U.S. Court of Federal Claims
A term to know.
The Court is officially located in Washington, D.C., but it hears cases all over the country. This Court handles most cases in which the United States or any of its branches, departments, or agencies is named the defendant. The court has jurisdiction over suits involving a monetary claim against the United States based on the U.S. Constitution, federal laws, executive regulations, or express or implied contract with the government.
The typical cases handled by the Court are those involving: compensation for confiscated property, refunds of federal taxes, military and civilian pay and allowance, damages due to breach of government contracts, or alleged governmental infringement or misinterpretation of private patents, trademarks, copyrights, or licenses. The Court also has jurisdiction over certain Indian suits and cases transferred from the Indian Claims Commission. Congress can also send private bills to the Court to determine whether or not an issue has a genuine legal or equitable claim for relief (e.g., reparations for Japanese Internment). However, the Court does not have jurisdiction over monetary claims made by pension funds or claims based on foreign treaties.

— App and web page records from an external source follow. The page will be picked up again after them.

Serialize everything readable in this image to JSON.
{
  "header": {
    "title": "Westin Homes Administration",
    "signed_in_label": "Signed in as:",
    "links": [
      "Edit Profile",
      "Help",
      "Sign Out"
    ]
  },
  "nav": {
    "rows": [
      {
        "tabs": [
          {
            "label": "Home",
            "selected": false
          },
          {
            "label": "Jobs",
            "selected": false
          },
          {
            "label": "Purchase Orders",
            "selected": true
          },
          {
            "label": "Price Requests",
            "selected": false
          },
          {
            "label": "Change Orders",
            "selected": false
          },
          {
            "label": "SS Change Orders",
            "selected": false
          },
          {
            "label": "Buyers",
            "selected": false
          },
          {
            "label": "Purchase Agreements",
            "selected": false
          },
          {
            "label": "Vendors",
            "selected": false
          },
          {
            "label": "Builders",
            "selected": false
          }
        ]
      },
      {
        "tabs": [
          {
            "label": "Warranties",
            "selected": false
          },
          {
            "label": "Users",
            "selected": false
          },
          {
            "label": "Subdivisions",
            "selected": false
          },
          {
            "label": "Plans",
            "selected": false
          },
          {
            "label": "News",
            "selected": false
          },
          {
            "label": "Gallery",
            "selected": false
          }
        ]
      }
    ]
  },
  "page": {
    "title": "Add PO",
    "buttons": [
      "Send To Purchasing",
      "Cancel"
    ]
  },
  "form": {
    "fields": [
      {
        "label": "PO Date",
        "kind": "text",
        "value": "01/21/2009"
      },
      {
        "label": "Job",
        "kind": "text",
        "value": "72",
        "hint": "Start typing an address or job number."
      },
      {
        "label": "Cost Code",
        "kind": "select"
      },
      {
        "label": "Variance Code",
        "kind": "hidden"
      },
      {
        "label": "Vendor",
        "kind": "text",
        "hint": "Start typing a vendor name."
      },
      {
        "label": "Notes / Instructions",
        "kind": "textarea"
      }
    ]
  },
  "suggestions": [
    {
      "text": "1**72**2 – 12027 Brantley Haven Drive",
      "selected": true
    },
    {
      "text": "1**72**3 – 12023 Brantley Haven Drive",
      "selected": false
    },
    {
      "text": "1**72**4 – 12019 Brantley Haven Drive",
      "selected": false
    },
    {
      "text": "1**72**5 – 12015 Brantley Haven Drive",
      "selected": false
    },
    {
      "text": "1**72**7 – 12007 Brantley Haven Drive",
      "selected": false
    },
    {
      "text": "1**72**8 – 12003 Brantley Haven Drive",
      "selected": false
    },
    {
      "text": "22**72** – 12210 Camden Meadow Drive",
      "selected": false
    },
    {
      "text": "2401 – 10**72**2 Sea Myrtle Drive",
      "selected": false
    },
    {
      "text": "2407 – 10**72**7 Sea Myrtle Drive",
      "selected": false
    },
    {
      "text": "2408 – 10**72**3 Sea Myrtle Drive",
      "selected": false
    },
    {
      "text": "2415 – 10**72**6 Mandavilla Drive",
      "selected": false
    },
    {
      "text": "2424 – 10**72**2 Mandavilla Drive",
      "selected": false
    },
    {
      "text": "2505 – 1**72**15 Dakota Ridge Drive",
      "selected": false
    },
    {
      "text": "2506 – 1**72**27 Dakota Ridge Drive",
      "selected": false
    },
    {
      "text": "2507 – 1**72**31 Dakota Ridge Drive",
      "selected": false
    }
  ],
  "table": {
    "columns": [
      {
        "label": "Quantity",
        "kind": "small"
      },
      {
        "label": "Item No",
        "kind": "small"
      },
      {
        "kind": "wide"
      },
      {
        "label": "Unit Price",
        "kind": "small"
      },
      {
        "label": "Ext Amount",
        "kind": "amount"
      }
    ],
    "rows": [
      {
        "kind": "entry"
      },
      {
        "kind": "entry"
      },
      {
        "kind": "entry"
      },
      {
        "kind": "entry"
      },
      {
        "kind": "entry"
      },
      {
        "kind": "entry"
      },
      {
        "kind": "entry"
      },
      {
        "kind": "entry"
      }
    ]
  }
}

The Court’s 16 judges are appointed by the President and confirmation by the Senate to serve a term of 15 years. All of the Court’s judgments are final on both the claimant and the United States, but each party retains the right to appeal the ruling to the United States Court of Appeals for the Federal Circuit.